That’s because Texans have a thing or two to learn about chile appreciation, or so thinks Jim Lytle, a brawny cowboy-farmer with a prominent moustache. “The first thing I’m gonna tell you is New Mexico grows a hell of a lot better green chile than Texas,” he says. “Texans had to get the seed from us in the first place.”
Lytle is a third-generation chile man who has 250 acres of chiles. Seven years ago he opened his retail store, the Hatch Chile Express, at 622 Franklin (mail order: 505-267-3226). In addition to the pepper-related novelty merchandise native to his part of the country—decorative strings of dried red chiles, chile jellies, chile earrings, Burnin Luv bikini underwear—Lytle’s store is stocked with fresh chiles (in season), frozen chiles, chile seeds, and chiles in dehydrated, powdered, and other forms. Among the 27 varieties Lytle sells are the extra-mild NuMex Conquistador, the mild NuMex 6, the medium-hot Big Jim (his best-seller, which is named for his father), the hotter NuMex Sandia, and the even hotter Española and Lumbre (or “fire”) chiles.
Heat, Lytle contends, is a deceptive criterion for chiles. “That’s the difference between Texans and New Mexicans,” he says. “A Texan thinks that a chile has to burn the hell out of you to be good. The heat has nothing to do with good flavor. If you put something in your mouth that’s going to put a blister on your tongue, are you going to have just one bite or enjoy a whole bunch of it?”
Well, I had to admit my ulterior motive for visiting Hatch was to enjoy a whole bunch of it. The best thing about Hatch isn’t the chiles in the fields, stacked on the side of the road, or sold in the pepper shops, but rather the chiles on the plates of the town’s cafes. This is where you reach the pleasant conclusion that green chile enchiladas are the regional equivalent of chicken-fried steak.
My day of eating began at Gloria’s, a nine-table cafe at East Hall and Foster, with traditional New Mex-Mex breakfast fare—huevos rancheros floating in a thick verde sauce, and eggs over easy with a side of green chiles. Also recommended: green or red enchiladas and, Lytle’s favorite, a ground-beef burrito served “wet,” drenched in green chile sauce.
For lunch, I headed to the six-table Pepper Pot, on New Mexico Highway 187 on the north side of town, where the home-style green chile enchiladas are prepared flat—the corn tortillas layered with chiles and cheese and sprinkled with onions.
Rosie’s Kountry Kitchen, on West Hall, a third cafe recommended by locals, will have to wait till my next visit.

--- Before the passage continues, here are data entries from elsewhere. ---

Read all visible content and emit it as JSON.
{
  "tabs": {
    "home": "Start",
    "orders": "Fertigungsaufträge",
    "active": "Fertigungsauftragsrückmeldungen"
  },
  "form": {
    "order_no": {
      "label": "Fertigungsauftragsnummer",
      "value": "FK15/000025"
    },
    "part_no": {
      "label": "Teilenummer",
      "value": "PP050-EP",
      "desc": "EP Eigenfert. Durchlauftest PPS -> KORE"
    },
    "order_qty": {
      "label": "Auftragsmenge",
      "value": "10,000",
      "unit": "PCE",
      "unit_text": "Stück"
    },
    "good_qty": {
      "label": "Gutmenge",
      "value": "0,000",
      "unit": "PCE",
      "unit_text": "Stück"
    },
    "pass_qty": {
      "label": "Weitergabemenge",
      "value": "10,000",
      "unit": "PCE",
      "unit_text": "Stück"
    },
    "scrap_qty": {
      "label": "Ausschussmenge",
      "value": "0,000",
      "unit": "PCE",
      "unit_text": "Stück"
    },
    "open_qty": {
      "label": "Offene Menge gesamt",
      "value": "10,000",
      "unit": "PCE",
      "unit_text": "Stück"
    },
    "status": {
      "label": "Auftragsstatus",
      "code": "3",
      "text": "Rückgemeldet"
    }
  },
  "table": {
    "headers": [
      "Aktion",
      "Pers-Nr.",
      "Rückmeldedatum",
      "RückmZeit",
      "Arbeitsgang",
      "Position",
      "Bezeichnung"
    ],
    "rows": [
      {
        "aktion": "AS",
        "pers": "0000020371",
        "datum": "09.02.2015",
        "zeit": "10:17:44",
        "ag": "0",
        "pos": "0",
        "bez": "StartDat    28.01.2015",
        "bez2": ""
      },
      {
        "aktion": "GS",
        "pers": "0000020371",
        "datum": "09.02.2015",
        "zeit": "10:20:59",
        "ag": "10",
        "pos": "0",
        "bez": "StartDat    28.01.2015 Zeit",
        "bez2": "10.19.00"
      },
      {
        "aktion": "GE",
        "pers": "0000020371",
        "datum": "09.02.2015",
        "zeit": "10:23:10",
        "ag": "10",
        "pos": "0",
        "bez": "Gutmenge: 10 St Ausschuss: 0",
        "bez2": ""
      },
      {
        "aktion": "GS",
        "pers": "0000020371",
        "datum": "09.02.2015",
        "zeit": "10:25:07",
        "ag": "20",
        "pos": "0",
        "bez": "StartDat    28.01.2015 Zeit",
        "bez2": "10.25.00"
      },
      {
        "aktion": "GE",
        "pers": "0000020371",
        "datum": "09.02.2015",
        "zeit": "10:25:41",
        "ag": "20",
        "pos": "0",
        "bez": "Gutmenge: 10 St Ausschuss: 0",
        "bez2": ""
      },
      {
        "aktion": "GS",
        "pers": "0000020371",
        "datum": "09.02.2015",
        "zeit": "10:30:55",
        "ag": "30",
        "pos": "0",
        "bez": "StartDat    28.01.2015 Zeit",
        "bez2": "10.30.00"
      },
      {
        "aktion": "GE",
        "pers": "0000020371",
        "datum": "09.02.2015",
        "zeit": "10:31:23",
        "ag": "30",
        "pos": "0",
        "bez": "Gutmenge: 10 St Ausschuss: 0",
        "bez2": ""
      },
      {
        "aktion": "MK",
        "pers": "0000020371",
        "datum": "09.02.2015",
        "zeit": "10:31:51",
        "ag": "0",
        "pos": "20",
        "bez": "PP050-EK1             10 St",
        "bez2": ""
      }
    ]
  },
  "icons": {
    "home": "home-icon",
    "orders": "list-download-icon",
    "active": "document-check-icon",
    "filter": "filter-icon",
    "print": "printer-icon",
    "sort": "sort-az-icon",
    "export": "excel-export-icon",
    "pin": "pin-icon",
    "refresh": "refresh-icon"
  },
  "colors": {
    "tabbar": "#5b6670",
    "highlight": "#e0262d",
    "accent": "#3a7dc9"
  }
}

The night before I arrived in Hatch, I’d enjoyed green chiles in the charming adobe town of Old Mesilla—outside Las Cruces—and I ate some more there on my way back to El Paso. But no matter how fanatical a chile head may be, there comes a time when one more plate will cause burnout. A day on the chile circuit did just that to me.